272 miles N of Phoenix; 130 miles E of Grand Canyon North Rim; 130 miles NE of Grand Canyon South Rim
Had the early Spanish explorers of Arizona suddenly come upon Lake Powell after traipsing for months across desolate desert, they would have either taken it for a mirage or fallen to their knees and rejoiced. Imagine the Grand Canyon filled with water, and you have a pretty good picture of Lake Powell. Surrounded by hundreds of miles of parched desert, this reservoir, created by the damming of the Colorado River at Glen Canyon, seems unreal when first glimpsed. Yet real it is, and it draws everyone in the region toward its promise of relief from the heat.
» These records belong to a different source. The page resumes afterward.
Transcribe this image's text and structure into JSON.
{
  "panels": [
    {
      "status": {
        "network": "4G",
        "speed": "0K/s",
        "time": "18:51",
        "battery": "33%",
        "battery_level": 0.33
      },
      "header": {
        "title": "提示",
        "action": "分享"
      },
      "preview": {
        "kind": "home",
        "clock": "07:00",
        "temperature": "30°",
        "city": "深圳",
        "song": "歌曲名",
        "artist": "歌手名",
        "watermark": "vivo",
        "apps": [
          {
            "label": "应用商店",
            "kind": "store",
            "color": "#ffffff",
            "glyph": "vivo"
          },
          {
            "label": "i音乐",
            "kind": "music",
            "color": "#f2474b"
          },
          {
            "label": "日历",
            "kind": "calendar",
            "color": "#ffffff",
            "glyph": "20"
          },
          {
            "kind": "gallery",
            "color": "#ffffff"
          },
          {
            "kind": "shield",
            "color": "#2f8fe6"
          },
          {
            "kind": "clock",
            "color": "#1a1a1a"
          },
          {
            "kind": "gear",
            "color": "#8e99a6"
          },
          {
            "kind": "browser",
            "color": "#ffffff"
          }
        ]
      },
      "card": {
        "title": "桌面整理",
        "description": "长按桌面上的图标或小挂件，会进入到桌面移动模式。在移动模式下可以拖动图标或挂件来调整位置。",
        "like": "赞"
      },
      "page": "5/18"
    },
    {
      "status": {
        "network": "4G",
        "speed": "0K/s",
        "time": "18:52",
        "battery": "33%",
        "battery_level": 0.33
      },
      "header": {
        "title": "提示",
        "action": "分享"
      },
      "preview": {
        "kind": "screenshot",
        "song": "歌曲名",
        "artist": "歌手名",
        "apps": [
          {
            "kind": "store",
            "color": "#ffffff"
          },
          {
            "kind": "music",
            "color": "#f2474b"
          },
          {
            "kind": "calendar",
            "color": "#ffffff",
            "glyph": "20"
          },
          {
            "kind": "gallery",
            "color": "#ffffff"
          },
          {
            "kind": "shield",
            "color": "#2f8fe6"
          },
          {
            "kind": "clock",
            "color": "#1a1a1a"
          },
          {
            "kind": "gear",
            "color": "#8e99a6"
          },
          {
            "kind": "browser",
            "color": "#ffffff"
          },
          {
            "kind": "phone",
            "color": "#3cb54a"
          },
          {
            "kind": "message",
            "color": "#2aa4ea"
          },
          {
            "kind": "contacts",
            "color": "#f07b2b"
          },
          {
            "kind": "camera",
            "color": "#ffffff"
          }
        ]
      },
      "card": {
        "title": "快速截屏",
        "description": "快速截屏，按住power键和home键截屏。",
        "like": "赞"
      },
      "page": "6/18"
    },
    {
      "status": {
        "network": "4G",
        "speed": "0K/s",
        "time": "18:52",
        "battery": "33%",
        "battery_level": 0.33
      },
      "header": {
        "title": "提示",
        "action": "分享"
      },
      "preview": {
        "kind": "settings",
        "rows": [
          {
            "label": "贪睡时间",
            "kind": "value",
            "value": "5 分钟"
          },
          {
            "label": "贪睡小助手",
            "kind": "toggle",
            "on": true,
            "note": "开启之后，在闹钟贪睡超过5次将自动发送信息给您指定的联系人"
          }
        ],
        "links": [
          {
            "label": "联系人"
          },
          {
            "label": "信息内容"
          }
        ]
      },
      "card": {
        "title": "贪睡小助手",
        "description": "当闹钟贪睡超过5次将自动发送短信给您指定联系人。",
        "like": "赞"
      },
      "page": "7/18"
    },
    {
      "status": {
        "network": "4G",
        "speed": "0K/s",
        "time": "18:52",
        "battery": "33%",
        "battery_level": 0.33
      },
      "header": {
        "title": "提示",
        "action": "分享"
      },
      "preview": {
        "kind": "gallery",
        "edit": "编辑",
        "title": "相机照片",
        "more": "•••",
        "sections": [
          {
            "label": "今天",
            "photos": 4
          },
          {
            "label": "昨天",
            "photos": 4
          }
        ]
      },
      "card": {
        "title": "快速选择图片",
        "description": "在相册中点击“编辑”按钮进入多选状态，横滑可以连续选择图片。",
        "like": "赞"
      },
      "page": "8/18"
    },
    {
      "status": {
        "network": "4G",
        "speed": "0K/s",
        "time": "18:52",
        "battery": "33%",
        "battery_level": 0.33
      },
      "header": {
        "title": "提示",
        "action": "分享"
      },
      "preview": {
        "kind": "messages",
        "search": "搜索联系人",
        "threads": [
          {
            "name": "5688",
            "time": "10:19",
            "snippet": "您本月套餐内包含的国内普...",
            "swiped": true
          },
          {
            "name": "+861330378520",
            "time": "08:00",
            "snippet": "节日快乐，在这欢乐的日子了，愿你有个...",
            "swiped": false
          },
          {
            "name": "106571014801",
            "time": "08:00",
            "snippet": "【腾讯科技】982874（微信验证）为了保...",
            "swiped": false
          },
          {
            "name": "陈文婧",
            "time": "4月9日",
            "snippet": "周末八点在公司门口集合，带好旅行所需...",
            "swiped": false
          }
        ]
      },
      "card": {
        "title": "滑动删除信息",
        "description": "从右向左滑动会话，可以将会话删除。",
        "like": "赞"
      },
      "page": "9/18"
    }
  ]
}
Construction of the Glen Canyon Dam came about despite the angry outcry of many who felt that this canyon was even more beautiful than the Grand Canyon and should be preserved in its natural state. Preservationists lost the battle, and construction of the dam began in 1960, with completion in 1963. It took another 17 years for Lake Powell to fill to capacity. Today, the lake is a watery powerboat playground, and houseboats and water-skiers cruise where once only sounds of birds and waterfalls filled the canyon air. These days most people seem to agree, though, that Lake Powell is as amazing a sight as the Grand Canyon, and it draws almost as many visitors each year as its downriver neighbor. In the past few years, however, Lake Powell has lost some of its luster as a prolonged drought in the Southwest has left the lake's water level down by more than 100 feet. Although this has left a bathtub-ring effect on the shores of the lake, it has also exposed wide expanses of beach in the Wahweap area.
While Lake Powell is something of a man-made wonder of the world, one of the natural wonders of the world -- Rainbow Bridge -- can also be found on its shores. Called by the Navajo nonnozhoshi, or "the rainbow turned to stone," this is the largest natural bridge on earth and stretches 275 feet across a side canyon off Lake Powell.
The town of Page, originally a camp constructed to house the workers who built the dam, has many motels and inexpensive restaurants, and is the main base for many visitors who come to explore Lake Powell.